As with any contract, a fixed-term employment contract is binding for all parties. This means that you cannot give notice to terminate the contract, unless a provision has been added to the employment contract that allows for this possibility. You can, however, ask your employer if it would be possible to terminate your current employment relationship earlier than the agreed end of the fixed term, but the employer does not have to consent.
On termination of the employment relationship, the employee is entitled to receive, upon request, a written certificate of employment.
The employment certificate can be in brief or extended form. A brief employment certificate contains only the information regarding your work tasks and the duration of the employment relationship. A comprehensive employment certificate contains the aforementioned information as well as the reason for the termination of the employment relationship and an assessment of the employee’s work skills and conduct.
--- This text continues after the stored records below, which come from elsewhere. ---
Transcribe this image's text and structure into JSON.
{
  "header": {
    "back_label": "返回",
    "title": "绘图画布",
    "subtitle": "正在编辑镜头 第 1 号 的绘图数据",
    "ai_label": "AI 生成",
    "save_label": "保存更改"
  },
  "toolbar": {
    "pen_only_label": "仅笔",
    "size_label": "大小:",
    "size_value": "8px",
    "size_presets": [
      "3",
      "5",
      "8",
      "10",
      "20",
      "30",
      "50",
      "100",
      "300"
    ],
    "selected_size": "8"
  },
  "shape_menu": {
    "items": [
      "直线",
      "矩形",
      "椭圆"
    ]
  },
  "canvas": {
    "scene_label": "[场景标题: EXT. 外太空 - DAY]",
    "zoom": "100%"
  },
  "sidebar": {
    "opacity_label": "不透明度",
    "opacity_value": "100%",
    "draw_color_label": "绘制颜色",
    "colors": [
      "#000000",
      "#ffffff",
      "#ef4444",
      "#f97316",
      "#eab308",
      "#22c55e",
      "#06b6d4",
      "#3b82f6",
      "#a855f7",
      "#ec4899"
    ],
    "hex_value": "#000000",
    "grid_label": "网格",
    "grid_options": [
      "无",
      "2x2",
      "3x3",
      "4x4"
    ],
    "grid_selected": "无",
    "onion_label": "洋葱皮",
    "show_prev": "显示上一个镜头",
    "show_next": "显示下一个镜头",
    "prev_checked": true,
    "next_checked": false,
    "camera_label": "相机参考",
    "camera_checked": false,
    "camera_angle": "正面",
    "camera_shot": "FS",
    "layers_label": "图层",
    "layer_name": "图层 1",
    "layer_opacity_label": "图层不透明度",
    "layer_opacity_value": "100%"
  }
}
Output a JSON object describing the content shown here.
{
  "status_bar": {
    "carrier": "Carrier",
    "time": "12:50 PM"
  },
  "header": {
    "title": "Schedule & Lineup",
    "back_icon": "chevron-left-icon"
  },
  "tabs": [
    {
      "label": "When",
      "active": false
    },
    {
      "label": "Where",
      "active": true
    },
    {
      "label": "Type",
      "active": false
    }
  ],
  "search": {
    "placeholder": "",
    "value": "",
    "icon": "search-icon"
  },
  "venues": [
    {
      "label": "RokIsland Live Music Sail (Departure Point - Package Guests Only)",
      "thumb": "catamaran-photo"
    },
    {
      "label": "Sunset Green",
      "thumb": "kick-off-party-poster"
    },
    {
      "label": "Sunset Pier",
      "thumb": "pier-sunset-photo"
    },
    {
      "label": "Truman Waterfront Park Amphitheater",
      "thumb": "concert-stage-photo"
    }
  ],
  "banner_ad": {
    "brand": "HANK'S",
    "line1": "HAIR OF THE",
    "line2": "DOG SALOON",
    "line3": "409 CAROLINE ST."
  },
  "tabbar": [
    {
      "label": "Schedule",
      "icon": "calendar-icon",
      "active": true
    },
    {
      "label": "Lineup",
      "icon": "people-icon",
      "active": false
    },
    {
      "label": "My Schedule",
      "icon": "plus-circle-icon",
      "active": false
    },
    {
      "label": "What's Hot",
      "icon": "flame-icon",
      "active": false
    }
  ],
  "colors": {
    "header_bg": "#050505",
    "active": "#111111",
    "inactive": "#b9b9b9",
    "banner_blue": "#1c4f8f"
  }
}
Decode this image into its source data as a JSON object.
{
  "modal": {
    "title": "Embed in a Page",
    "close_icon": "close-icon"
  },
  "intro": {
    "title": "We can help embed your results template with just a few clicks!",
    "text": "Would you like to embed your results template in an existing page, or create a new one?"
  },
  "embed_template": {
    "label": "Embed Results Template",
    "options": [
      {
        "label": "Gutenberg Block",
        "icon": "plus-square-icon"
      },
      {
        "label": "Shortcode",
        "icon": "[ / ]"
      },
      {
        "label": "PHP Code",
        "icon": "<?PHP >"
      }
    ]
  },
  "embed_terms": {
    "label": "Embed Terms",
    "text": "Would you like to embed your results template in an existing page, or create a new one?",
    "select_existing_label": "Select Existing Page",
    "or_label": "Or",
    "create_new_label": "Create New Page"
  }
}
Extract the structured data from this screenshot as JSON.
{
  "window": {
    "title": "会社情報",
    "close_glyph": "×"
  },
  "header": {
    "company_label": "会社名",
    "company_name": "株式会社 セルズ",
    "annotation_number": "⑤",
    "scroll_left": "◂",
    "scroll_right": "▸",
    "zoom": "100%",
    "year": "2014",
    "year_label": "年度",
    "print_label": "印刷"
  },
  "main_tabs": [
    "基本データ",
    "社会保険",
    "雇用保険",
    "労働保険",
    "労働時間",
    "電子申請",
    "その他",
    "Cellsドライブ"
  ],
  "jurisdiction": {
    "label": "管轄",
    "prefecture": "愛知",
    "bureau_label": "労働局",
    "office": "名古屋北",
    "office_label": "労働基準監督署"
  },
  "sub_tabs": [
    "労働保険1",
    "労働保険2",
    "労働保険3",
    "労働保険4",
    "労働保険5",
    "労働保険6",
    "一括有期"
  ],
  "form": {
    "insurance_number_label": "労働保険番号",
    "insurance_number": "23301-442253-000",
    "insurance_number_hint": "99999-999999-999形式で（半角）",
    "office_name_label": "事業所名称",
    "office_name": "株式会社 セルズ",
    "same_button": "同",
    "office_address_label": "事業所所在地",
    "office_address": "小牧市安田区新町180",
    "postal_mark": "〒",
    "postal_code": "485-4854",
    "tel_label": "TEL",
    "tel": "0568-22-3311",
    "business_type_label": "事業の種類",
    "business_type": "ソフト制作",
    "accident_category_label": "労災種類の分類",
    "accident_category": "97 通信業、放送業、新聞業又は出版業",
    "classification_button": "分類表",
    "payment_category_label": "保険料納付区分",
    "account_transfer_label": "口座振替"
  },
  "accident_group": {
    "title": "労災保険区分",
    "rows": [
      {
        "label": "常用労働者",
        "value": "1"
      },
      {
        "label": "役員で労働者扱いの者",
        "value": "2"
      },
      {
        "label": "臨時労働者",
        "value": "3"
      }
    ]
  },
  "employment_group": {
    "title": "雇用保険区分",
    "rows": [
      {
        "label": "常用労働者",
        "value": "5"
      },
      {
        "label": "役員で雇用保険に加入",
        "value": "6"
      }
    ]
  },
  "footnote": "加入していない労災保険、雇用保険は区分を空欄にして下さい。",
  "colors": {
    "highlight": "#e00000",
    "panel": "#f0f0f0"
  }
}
If desired, the employee may request that the employer only include either the reason for termination or the testimonial on the extended certificate of employment. An extended certificate will only be issued upon the specific request of the employee. The employer is not entitled to include information that falls within the scope of an extended certificate on a brief certificate without the request of the employee.
The general rules of employment in Finland depend partly on the law and partly on collective agreements.
A collective agreement (often called TES, or tessi) is an agreement between a trade union and an an employers’ federation or an individual employer that establishes enforceable minimum employment conditions in a certain industry. Collective agreements specify such aspects as minimum wages and maximum working time. The collective agreement should not be confused with the individual employment contract made between an employer and an employee.
Individual employment contracts often specify the collective agreement that applies to the work or industry. Ask your employer or the local union shop steward if you don’t know which collective agreement governs your employment. The summer job advisory service can also help you learn more about collective agreements.
Many trade unions publish their collective agreements online.